**THE DATA:**
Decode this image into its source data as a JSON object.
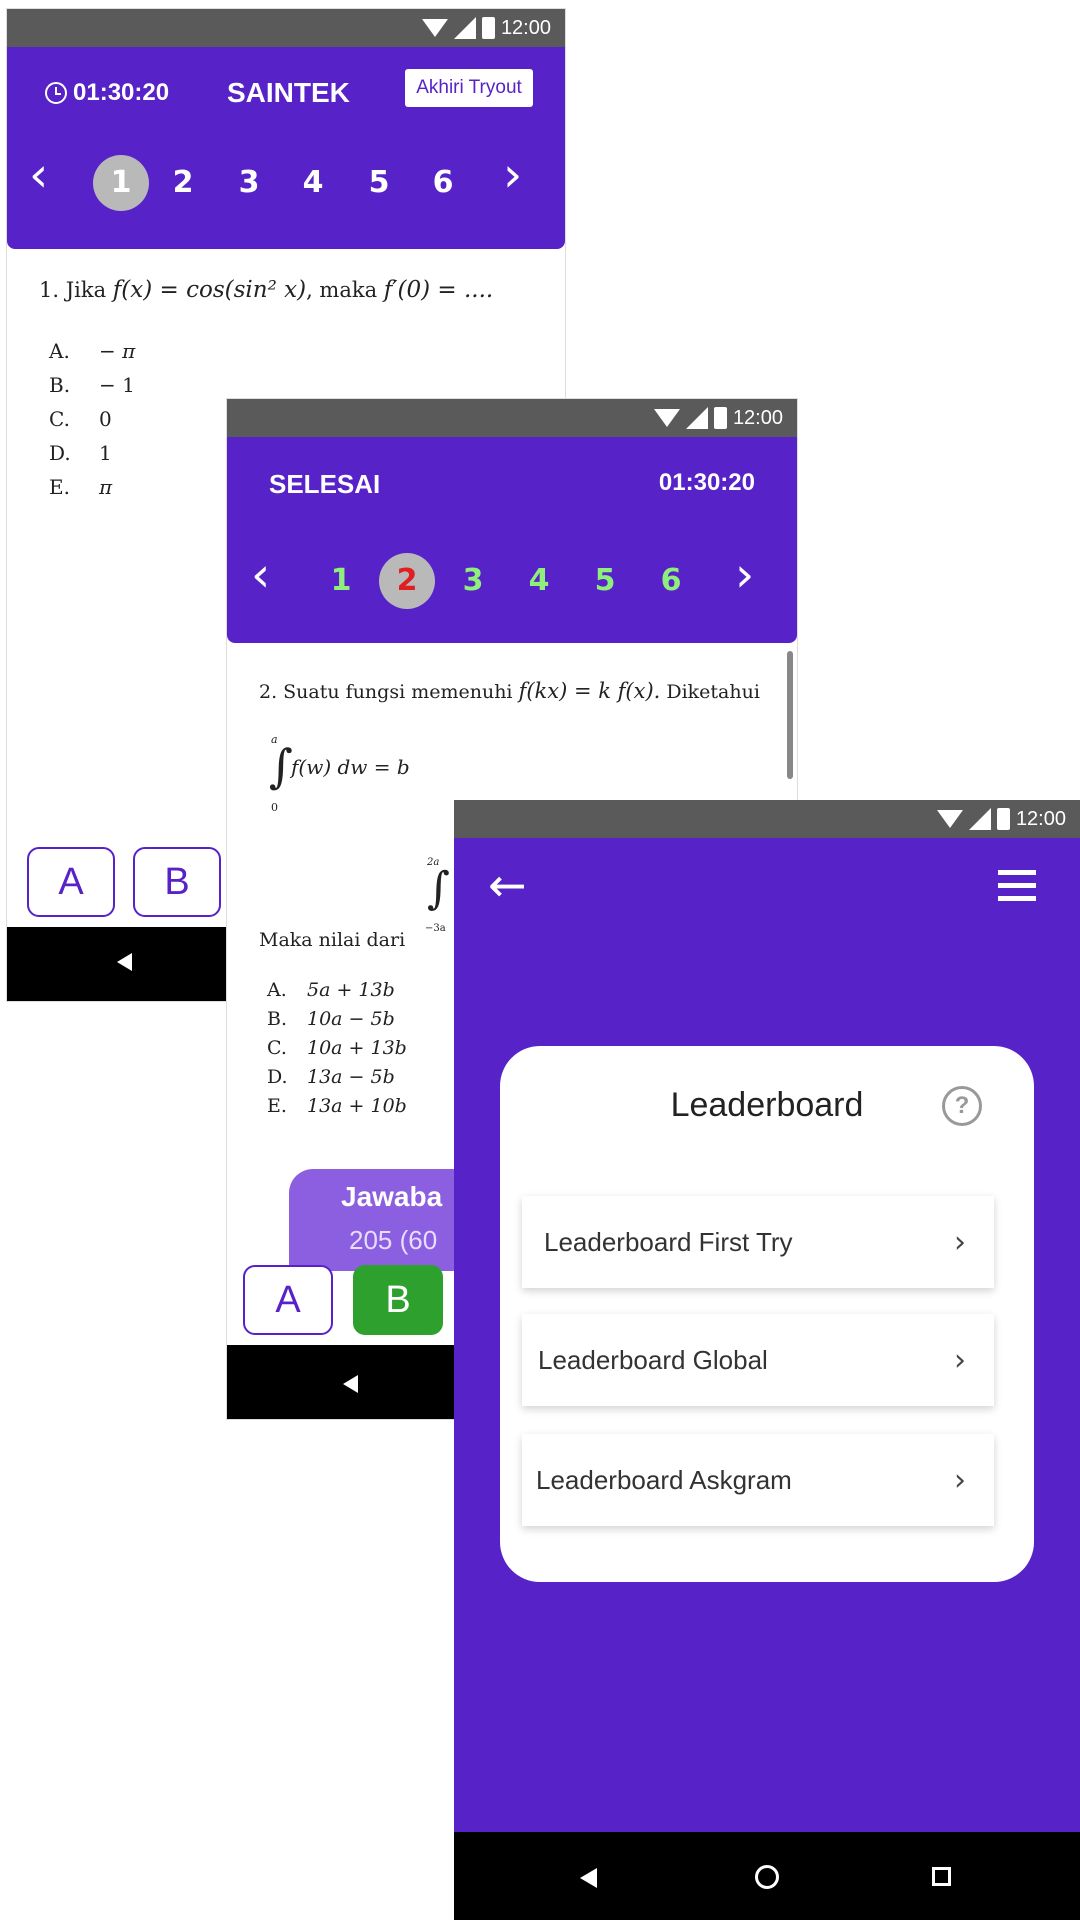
{
  "status_time": "12:00",
  "screen1": {
    "timer": "01:30:20",
    "title": "SAINTEK",
    "end_button": "Akhiri Tryout",
    "numbers": [
      "1",
      "2",
      "3",
      "4",
      "5",
      "6"
    ],
    "question_prefix": "1. Jika",
    "question_expr1": "f(x) = cos(sin² x)",
    "question_mid": ", maka",
    "question_expr2": "f′(0) = ....",
    "options": [
      {
        "letter": "A.",
        "value": "− π"
      },
      {
        "letter": "B.",
        "value": "− 1"
      },
      {
        "letter": "C.",
        "value": "0"
      },
      {
        "letter": "D.",
        "value": "1"
      },
      {
        "letter": "E.",
        "value": "π"
      }
    ],
    "answer_buttons": [
      "A",
      "B"
    ]
  },
  "screen2": {
    "title": "SELESAI",
    "timer": "01:30:20",
    "numbers": [
      "1",
      "2",
      "3",
      "4",
      "5",
      "6"
    ],
    "question_prefix": "2. Suatu fungsi memenuhi",
    "question_expr": "f(kx) = k f(x).",
    "question_suffix": "Diketahui",
    "integral_upper": "a",
    "integral_lower": "0",
    "integral_expr": "f(w) dw = b",
    "integral2_upper": "2a",
    "integral2_lower": "−3a",
    "maka_text": "Maka nilai dari",
    "options": [
      {
        "letter": "A.",
        "value": "5a + 13b"
      },
      {
        "letter": "B.",
        "value": "10a − 5b"
      },
      {
        "letter": "C.",
        "value": "10a + 13b"
      },
      {
        "letter": "D.",
        "value": "13a − 5b"
      },
      {
        "letter": "E.",
        "value": "13a + 10b"
      }
    ],
    "answer_title": "Jawaba",
    "answer_stats": "205 (60",
    "answer_buttons": [
      "A",
      "B"
    ],
    "colors": {
      "numbers": "#8ef07a",
      "active": "#e02020",
      "correct_button": "#2ea02e"
    }
  },
  "screen3": {
    "card_title": "Leaderboard",
    "items": [
      "Leaderboard First Try",
      "Leaderboard Global",
      "Leaderboard Askgram"
    ]
  }
}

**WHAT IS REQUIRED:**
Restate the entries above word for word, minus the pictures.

**RESULT:**
Decode this image into its source data as a JSON object.
{
  "status_time": "12:00",
  "screen1": {
    "timer": "01:30:20",
    "title": "SAINTEK",
    "end_button": "Akhiri Tryout",
    "numbers": [
      "1",
      "2",
      "3",
      "4",
      "5",
      "6"
    ],
    "question_prefix": "1. Jika",
    "question_expr1": "f(x) = cos(sin² x)",
    "question_mid": ", maka",
    "question_expr2": "f′(0) = ....",
    "options": [
      {
        "letter": "A.",
        "value": "− π"
      },
      {
        "letter": "B.",
        "value": "− 1"
      },
      {
        "letter": "C.",
        "value": "0"
      },
      {
        "letter": "D.",
        "value": "1"
      },
      {
        "letter": "E.",
        "value": "π"
      }
    ],
    "answer_buttons": [
      "A",
      "B"
    ]
  },
  "screen2": {
    "title": "SELESAI",
    "timer": "01:30:20",
    "numbers": [
      "1",
      "2",
      "3",
      "4",
      "5",
      "6"
    ],
    "question_prefix": "2. Suatu fungsi memenuhi",
    "question_expr": "f(kx) = k f(x).",
    "question_suffix": "Diketahui",
    "integral_upper": "a",
    "integral_lower": "0",
    "integral_expr": "f(w) dw = b",
    "integral2_upper": "2a",
    "integral2_lower": "−3a",
    "maka_text": "Maka nilai dari",
    "options": [
      {
        "letter": "A.",
        "value": "5a + 13b"
      },
      {
        "letter": "B.",
        "value": "10a − 5b"
      },
      {
        "letter": "C.",
        "value": "10a + 13b"
      },
      {
        "letter": "D.",
        "value": "13a − 5b"
      },
      {
        "letter": "E.",
        "value": "13a + 10b"
      }
    ],
    "answer_title": "Jawaba",
    "answer_stats": "205 (60",
    "answer_buttons": [
      "A",
      "B"
    ],
    "colors": {
      "numbers": "#8ef07a",
      "active": "#e02020",
      "correct_button": "#2ea02e"
    }
  },
  "screen3": {
    "card_title": "Leaderboard",
    "items": [
      "Leaderboard First Try",
      "Leaderboard Global",
      "Leaderboard Askgram"
    ]
  }
}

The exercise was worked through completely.